Perhaps not as famous as George Carlin’s infamous Seven Dirty Words, Staffing Talk’s Five Forbidden Words are hopefully just as widely understood among staffing professionals as Carlin’s are for those in TV. But I’ll let you be the judge …
1: an individual with limited-term employment
Not so much a forbidden word as politically incorrect or faux pas, “temp” (and its plural form, “temps”) has garnered a dirty and quazzi-derogatory reputation as meaning “inferior worker.” In that respect the word is much like “midgets,” a term that people no longer use because it came to represent “inferior person.” People are especially confused by the word’s currently acceptable nomenclature “little people,” seeing as how it literally points out that you’re referring to people who are small (or “vertically inferior”). Likewise confusing is the replacement for “temp,” which is simply “temporary worker/employee,” just a longer form of the exact same derogatory word. In some circles, “temps” are referred to as “contractual,” “seasonal,” “interim,” “limited term,” “casual staff,” “freelance,” or “independent contractor,” but everyone know those are just fancy bullshit ways of saying “temporary worker/employee.”
1: an organization that provides employers with limited-term workers
The term “temp” has become derogatory (see previous listing). There’s nothing wrong with the term “agency,” other than the fact that it’s associated with following the word “temp.” Therefore, it has been sullied and is undesirable.
So all contemporaries in the staffing industry fall in one of three categories:
1) Staffing Business – a bipolar term used for both vague and straightforward purposes. Straightforward cases are those in which the leadership has a simple, no-nonsense approach. (ex: “What do you do?” “I run a staffing business.”) Vague cases are those in which said business doesn’t necessarily do staffing, but deals with staffing. (ex: “What do you do?” “I work in the staffing business.”)
2) Staffing Company – a simple term clearly stating that the core of their business specifically deals with staffing. Often used to describe larger operations, or adopted by those that have grown out of their “staffing “business” phase. (ex: “What do you do?” “I own a staffing company.”)
3) Staffing Firm – in concept, exactly the same as a staffing “business” with one clear distinction: they care about sounding fancy and, therefore, are far more pretentious. (ex: “What do you do?” “I’m with a staffing firm.”)
Staffing (UK only)
noun / transitive verb
1: the selection of workers for a specific job
Much like calling elevators “lifts,” lawyers “barristers,” cookies “biscuits,” and fries “chips” (more examples here), those Limey food-boiling bastards in the UK refuse to call this trade “staffing.” They call it “recruitment.” It doesn’t matter who’s right or wrong (Wikipedia suggests they’re right), because in America we have a saying.
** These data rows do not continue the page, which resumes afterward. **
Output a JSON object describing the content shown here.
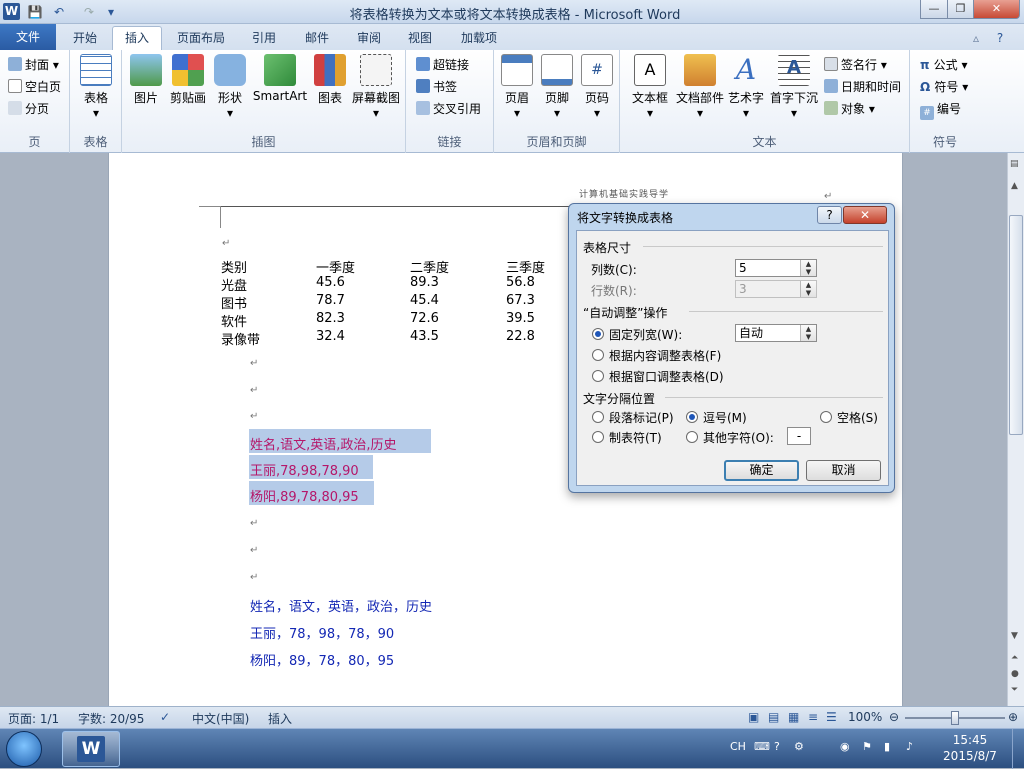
{
  "window": {
    "title": "将表格转换为文本或将文本转换成表格 - Microsoft Word",
    "app_icon": "W"
  },
  "tabs": [
    "文件",
    "开始",
    "插入",
    "页面布局",
    "引用",
    "邮件",
    "审阅",
    "视图",
    "加载项"
  ],
  "ribbon": {
    "page_group": {
      "label": "页",
      "items": [
        "封面",
        "空白页",
        "分页"
      ]
    },
    "table_group": {
      "label": "表格",
      "items": [
        "表格"
      ]
    },
    "illus_group": {
      "label": "插图",
      "items": [
        "图片",
        "剪贴画",
        "形状",
        "SmartArt",
        "图表",
        "屏幕截图"
      ]
    },
    "link_group": {
      "label": "链接",
      "items": [
        "超链接",
        "书签",
        "交叉引用"
      ]
    },
    "hf_group": {
      "label": "页眉和页脚",
      "items": [
        "页眉",
        "页脚",
        "页码"
      ]
    },
    "text_group": {
      "label": "文本",
      "items": [
        "文本框",
        "文档部件",
        "艺术字",
        "首字下沉",
        "签名行",
        "日期和时间",
        "对象"
      ]
    },
    "sym_group": {
      "label": "符号",
      "items": [
        "公式",
        "符号",
        "编号"
      ]
    }
  },
  "document": {
    "header_text": "计算机基础实践导学",
    "table": {
      "headers": [
        "类别",
        "一季度",
        "二季度",
        "三季度"
      ],
      "rows": [
        [
          "光盘",
          "45.6",
          "89.3",
          "56.8"
        ],
        [
          "图书",
          "78.7",
          "45.4",
          "67.3"
        ],
        [
          "软件",
          "82.3",
          "72.6",
          "39.5"
        ],
        [
          "录像带",
          "32.4",
          "43.5",
          "22.8"
        ]
      ]
    },
    "selected_lines": [
      "姓名,语文,英语,政治,历史",
      "王丽,78,98,78,90",
      "杨阳,89,78,80,95"
    ],
    "blue_lines": [
      "姓名，语文，英语，政治，历史",
      "王丽，78，98，78，90",
      "杨阳，89，78，80，95"
    ],
    "para_mark": "↵"
  },
  "dialog": {
    "title": "将文字转换成表格",
    "help": "?",
    "close": "✕",
    "size_section": "表格尺寸",
    "cols_label": "列数(C):",
    "cols_value": "5",
    "rows_label": "行数(R):",
    "rows_value": "3",
    "autofit_section": "“自动调整”操作",
    "fixed_width": "固定列宽(W):",
    "fixed_value": "自动",
    "fit_content": "根据内容调整表格(F)",
    "fit_window": "根据窗口调整表格(D)",
    "sep_section": "文字分隔位置",
    "sep_para": "段落标记(P)",
    "sep_comma": "逗号(M)",
    "sep_space": "空格(S)",
    "sep_tab": "制表符(T)",
    "sep_other": "其他字符(O):",
    "other_value": "-",
    "ok": "确定",
    "cancel": "取消"
  },
  "status": {
    "page": "页面: 1/1",
    "words": "字数: 20/95",
    "lang": "中文(中国)",
    "mode": "插入",
    "zoom": "100%"
  },
  "taskbar": {
    "ime": "CH",
    "time": "15:45",
    "date": "2015/8/7"
  }
}
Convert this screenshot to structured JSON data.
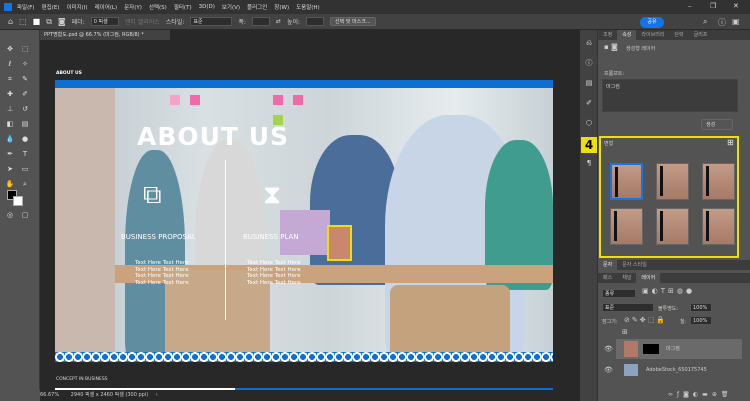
{
  "menu": [
    "파일(F)",
    "편집(E)",
    "이미지(I)",
    "레이어(L)",
    "문자(Y)",
    "선택(S)",
    "필터(T)",
    "3D(D)",
    "보기(V)",
    "플러그인",
    "창(W)",
    "도움말(H)"
  ],
  "options": {
    "feather_label": "페더:",
    "feather_value": "0 픽셀",
    "antialias": "앤티 앨리어스",
    "style_label": "스타일:",
    "style_value": "표준",
    "width_label": "폭:",
    "height_label": "높이:",
    "select_mask": "선택 및 마스크...",
    "share": "공유"
  },
  "document": {
    "tab": "PPT명함도.psd @ 66.7% (마그컴, RGB/8) *",
    "artboard_top": "ABOUT US",
    "artboard_bottom": "CONCEPT IN BUSINESS",
    "zoom": "66.67%",
    "size": "2940 픽셀 x 2460 픽셀 (300 ppi)"
  },
  "slide": {
    "title": "ABOUT US",
    "col1_heading": "BUSINESS PROPOSAL",
    "col2_heading": "BUSINESS PLAN",
    "body_line": "Text Here Text Here"
  },
  "properties": {
    "tabs": [
      "조정",
      "속성",
      "라이브러리",
      "단락",
      "글리프"
    ],
    "active_tab": 1,
    "layer_type": "생성형 레이어",
    "prompt_label": "프롬프트:",
    "prompt_value": "마그컴",
    "generate": "생성",
    "variations_label": "변형",
    "badge": "4"
  },
  "lower_tabs": [
    "문자",
    "문자 스타일"
  ],
  "layers_panel": {
    "tabs": [
      "패스",
      "채널",
      "레이어"
    ],
    "active_tab": 2,
    "filter": "종류",
    "blend": "표준",
    "opacity_label": "불투명도:",
    "opacity": "100%",
    "lock_label": "잠그기:",
    "fill_label": "칠:",
    "fill": "100%",
    "layers": [
      {
        "name": "마그컴"
      },
      {
        "name": "AdobeStock_650175745"
      }
    ]
  },
  "colors": {
    "accent": "#1473e6",
    "highlight": "#f0e000",
    "slide_blue": "#0d6fd1"
  }
}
It goes, “We’re Number One!” (Other variations include: “We’re the Best … At Everything!” and “America … Fuck Yeah!”) And, therefore, we’re always right. So you should change.
P.S. It’s called a résumé, not a CV. “CV” sounds like a street drug or sexually transmitted disease. Get it right, you damn redcoats.
noun / verb
1: contacting someone who is not expecting it, and trying to convince them to buy something
A mere mention of this phrase has been known to make one recoil in repulsion, producing mental images of used car salesmen and door-to-door charlatans in plaid suits harassing them to pay money and sign on dotted lines. (Sometimes their thoughts will stray to being attacked by sharks, stemming from the slang term for aggressive salesmen and then moving on to the literal man-eating ocean beasts.) The actual practice of “cold calling” is less prevalent but still exists today. It’s often referred to as “dialing for dollars,” a phrase originating from a TV gameshow popularized in the 60s and the preferred term to the shark-insinuating “cold calling.”
1: digital networking communities often used to share personal information, ideas, messages, and content (videos, articles, photos)
Once widely considered a trend that would revolutionize the staffing industry, social media sites such as LinkedIn, Facebook, Twitter, GooglePlus, and Pinterest are now tightly associated with trolling (in the case of businesses) and worthlessness (in the case of individuals). It turns out individuals use these sites for such personal reasons as wasting time, appearing self-important, complaining about things, and showing animals doing human things. While individuals don’t use the sites for professional reasons (in fact, it could arguably be the antithesis of professionalism), businesses use them for only professional reasons such as job boards and self-promotion. And never the twain shall meet.
Potential Candidates to Become Forbidden Staffing Words in the Near Future?